** Opening Records supplied block **
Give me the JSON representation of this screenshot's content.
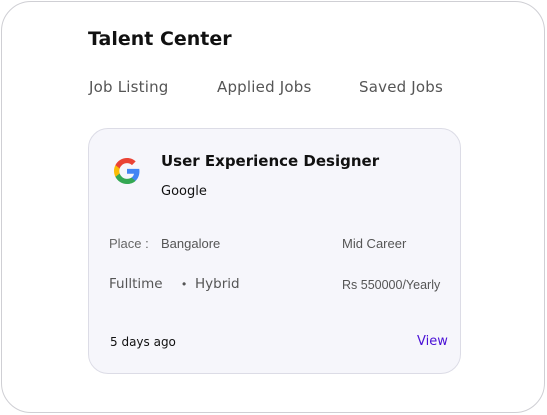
{
  "page": {
    "title": "Talent Center"
  },
  "tabs": [
    {
      "label": "Job Listing"
    },
    {
      "label": "Applied Jobs"
    },
    {
      "label": "Saved Jobs"
    }
  ],
  "job": {
    "title": "User Experience Designer",
    "company": "Google",
    "logo_icon": "google-logo",
    "place_label": "Place :",
    "place": "Bangalore",
    "level": "Mid Career",
    "type": "Fulltime",
    "separator": "•",
    "mode": "Hybrid",
    "salary": "Rs 550000/Yearly",
    "posted": "5 days ago",
    "view_label": "View"
  },
  "colors": {
    "accent": "#4a10d6",
    "card_bg": "#f6f6fb",
    "card_border": "#dcdce6",
    "panel_border": "#cfcfd4"
  }
}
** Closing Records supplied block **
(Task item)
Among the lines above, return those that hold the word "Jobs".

(Answer to the exercise)
      "label": "Applied Jobs"
      "label": "Saved Jobs"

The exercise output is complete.